* _Records provided_
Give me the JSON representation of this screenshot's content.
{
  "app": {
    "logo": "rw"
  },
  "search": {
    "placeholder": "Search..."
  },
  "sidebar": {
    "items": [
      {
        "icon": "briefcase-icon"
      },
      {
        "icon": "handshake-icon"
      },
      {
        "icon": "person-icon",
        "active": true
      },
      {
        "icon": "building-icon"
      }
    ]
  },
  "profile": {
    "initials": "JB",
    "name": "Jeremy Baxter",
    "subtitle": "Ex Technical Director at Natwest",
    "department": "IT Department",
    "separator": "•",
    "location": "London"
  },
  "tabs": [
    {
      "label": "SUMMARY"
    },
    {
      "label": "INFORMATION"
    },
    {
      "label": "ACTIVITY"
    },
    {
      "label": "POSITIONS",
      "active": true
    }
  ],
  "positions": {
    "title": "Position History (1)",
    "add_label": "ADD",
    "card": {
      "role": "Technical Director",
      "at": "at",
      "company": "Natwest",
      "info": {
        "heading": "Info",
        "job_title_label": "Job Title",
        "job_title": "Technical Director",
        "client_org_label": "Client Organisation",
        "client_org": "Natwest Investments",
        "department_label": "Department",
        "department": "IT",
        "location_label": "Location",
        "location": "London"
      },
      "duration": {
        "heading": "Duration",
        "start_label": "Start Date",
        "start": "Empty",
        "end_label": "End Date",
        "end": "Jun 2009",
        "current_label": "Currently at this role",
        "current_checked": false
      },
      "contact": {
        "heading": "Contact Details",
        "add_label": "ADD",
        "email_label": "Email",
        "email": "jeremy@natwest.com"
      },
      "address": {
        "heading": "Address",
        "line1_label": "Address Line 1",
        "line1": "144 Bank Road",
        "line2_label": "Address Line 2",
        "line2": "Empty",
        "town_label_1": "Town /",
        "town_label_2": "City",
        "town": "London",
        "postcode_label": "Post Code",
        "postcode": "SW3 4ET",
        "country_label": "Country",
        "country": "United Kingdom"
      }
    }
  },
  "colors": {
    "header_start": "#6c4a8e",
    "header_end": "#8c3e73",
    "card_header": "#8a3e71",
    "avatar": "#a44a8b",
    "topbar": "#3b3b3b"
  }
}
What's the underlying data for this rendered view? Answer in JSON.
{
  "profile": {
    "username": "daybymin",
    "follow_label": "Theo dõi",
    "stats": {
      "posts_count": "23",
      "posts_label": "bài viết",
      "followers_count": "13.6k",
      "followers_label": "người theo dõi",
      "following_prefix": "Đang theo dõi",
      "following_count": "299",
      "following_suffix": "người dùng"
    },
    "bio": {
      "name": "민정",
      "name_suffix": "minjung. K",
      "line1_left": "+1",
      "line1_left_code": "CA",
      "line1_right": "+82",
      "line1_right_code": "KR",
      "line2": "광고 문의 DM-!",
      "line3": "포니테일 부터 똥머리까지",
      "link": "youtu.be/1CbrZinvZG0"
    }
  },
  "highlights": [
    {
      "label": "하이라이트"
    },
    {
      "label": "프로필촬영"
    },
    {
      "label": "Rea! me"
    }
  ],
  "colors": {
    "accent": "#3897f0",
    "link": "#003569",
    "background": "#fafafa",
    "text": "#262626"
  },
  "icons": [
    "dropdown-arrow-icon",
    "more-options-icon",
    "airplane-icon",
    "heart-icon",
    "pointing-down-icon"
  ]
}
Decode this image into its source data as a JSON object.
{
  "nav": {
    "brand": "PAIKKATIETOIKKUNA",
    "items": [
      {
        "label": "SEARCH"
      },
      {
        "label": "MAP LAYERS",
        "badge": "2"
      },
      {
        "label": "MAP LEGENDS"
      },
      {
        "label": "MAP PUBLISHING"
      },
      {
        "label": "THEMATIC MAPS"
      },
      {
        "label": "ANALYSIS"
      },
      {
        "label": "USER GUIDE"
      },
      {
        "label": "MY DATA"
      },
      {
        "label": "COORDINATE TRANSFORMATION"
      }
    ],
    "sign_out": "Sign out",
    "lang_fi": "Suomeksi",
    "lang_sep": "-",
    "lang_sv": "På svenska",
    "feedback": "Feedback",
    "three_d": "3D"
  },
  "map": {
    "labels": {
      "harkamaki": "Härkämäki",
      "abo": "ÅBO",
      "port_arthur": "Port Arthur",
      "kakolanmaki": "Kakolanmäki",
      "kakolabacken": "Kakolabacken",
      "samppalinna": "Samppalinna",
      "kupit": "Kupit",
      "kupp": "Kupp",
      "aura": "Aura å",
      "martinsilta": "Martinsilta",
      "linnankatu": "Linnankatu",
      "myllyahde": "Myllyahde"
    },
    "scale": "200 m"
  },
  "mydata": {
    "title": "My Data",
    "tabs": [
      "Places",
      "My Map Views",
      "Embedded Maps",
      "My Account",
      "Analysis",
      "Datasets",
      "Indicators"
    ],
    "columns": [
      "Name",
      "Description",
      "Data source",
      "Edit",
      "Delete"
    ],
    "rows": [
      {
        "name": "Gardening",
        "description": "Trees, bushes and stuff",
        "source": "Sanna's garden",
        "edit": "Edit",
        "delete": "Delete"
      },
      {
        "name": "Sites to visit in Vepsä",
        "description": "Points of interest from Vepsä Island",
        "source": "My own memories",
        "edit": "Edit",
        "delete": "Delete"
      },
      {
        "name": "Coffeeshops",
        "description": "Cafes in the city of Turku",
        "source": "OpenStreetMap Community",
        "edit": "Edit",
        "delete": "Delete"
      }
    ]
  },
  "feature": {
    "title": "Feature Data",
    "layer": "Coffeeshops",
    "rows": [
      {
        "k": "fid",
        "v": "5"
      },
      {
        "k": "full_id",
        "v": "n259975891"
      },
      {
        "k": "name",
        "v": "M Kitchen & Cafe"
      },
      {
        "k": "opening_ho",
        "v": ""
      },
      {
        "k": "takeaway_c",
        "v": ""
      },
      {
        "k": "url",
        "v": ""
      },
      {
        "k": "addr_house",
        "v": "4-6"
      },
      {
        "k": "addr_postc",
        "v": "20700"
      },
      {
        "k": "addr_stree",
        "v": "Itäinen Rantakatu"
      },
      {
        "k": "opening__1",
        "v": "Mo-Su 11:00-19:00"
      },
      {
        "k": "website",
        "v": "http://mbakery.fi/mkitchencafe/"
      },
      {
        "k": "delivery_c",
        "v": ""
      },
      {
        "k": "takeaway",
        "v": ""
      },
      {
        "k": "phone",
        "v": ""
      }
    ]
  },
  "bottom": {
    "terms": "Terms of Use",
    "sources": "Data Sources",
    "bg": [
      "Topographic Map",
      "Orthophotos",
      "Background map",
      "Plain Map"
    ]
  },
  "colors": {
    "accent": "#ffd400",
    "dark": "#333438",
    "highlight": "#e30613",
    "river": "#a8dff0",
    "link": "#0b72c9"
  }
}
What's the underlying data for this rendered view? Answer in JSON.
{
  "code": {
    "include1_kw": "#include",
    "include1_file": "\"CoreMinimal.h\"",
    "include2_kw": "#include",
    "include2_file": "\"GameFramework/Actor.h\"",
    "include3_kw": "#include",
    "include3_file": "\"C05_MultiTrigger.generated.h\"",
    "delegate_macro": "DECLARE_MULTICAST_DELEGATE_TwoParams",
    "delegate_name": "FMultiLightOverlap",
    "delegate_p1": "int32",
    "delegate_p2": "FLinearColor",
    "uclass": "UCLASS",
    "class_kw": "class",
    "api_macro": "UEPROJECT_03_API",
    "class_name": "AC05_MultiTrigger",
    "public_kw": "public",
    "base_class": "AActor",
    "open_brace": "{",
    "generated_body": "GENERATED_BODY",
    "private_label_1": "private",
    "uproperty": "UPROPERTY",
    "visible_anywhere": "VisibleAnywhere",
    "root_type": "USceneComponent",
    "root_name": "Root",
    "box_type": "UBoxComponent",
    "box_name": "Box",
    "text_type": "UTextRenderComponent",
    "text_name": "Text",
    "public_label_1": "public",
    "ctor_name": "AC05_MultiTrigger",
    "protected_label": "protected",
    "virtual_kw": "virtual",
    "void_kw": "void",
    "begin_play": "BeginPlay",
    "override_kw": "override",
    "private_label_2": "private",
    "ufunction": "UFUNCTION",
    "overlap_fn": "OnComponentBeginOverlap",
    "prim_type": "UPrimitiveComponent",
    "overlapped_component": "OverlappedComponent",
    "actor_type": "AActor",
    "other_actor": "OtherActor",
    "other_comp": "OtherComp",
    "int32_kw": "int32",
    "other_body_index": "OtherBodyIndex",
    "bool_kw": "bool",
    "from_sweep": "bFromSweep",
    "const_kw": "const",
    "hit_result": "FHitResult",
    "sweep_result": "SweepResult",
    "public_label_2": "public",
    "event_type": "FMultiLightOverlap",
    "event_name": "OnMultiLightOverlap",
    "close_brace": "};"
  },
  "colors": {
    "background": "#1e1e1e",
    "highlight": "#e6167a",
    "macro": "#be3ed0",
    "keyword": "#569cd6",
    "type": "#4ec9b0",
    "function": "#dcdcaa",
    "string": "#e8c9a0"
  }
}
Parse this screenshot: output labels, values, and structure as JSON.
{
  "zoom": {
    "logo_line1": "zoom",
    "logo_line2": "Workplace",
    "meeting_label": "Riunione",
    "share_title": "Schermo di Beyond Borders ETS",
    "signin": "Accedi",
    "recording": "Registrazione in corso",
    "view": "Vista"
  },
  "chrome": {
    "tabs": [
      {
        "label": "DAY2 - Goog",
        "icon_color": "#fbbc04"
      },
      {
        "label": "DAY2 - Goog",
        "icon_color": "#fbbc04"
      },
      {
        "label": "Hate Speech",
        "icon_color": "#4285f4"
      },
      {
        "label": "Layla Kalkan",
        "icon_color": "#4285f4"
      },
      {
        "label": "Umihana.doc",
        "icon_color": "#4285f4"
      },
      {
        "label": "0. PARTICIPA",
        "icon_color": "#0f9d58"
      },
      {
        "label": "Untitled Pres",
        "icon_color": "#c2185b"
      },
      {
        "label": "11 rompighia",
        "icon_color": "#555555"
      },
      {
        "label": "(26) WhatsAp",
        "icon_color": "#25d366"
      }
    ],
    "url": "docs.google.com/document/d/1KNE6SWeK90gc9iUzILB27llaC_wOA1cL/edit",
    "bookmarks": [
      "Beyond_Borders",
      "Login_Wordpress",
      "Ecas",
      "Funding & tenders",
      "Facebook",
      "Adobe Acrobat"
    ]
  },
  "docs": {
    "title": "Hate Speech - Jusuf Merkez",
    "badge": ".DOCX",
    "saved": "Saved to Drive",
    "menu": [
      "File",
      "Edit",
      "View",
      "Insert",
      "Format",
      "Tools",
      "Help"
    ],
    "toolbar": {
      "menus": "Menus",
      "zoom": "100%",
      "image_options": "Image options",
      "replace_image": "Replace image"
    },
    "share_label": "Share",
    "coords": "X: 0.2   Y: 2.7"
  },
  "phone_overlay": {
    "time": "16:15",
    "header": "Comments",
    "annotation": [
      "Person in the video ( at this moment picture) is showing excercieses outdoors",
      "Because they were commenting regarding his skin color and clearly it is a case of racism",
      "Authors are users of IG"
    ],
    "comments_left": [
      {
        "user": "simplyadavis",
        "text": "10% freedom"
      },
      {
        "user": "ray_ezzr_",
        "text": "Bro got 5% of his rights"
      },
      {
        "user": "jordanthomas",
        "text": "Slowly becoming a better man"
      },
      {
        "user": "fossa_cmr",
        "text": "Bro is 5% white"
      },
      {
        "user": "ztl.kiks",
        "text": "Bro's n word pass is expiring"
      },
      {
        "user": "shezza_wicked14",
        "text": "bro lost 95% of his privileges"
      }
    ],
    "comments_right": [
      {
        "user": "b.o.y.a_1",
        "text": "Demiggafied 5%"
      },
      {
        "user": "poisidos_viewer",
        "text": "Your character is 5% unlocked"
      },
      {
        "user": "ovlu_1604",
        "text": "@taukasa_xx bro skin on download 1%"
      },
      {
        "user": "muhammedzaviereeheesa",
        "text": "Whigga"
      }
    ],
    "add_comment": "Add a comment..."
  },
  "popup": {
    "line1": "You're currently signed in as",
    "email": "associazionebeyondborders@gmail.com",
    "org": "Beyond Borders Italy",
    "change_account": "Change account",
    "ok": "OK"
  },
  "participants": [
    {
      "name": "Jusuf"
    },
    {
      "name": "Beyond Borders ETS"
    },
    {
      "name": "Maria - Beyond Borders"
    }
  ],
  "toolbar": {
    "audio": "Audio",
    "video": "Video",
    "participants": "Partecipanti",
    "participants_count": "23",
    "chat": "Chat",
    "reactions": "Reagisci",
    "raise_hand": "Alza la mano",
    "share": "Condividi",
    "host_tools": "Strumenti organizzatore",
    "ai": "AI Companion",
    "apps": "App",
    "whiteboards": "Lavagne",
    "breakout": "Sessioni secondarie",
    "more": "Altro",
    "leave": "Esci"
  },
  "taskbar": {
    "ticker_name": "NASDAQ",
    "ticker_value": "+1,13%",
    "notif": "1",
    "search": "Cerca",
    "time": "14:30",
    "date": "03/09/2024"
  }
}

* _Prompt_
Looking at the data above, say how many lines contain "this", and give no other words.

* _Solution_
7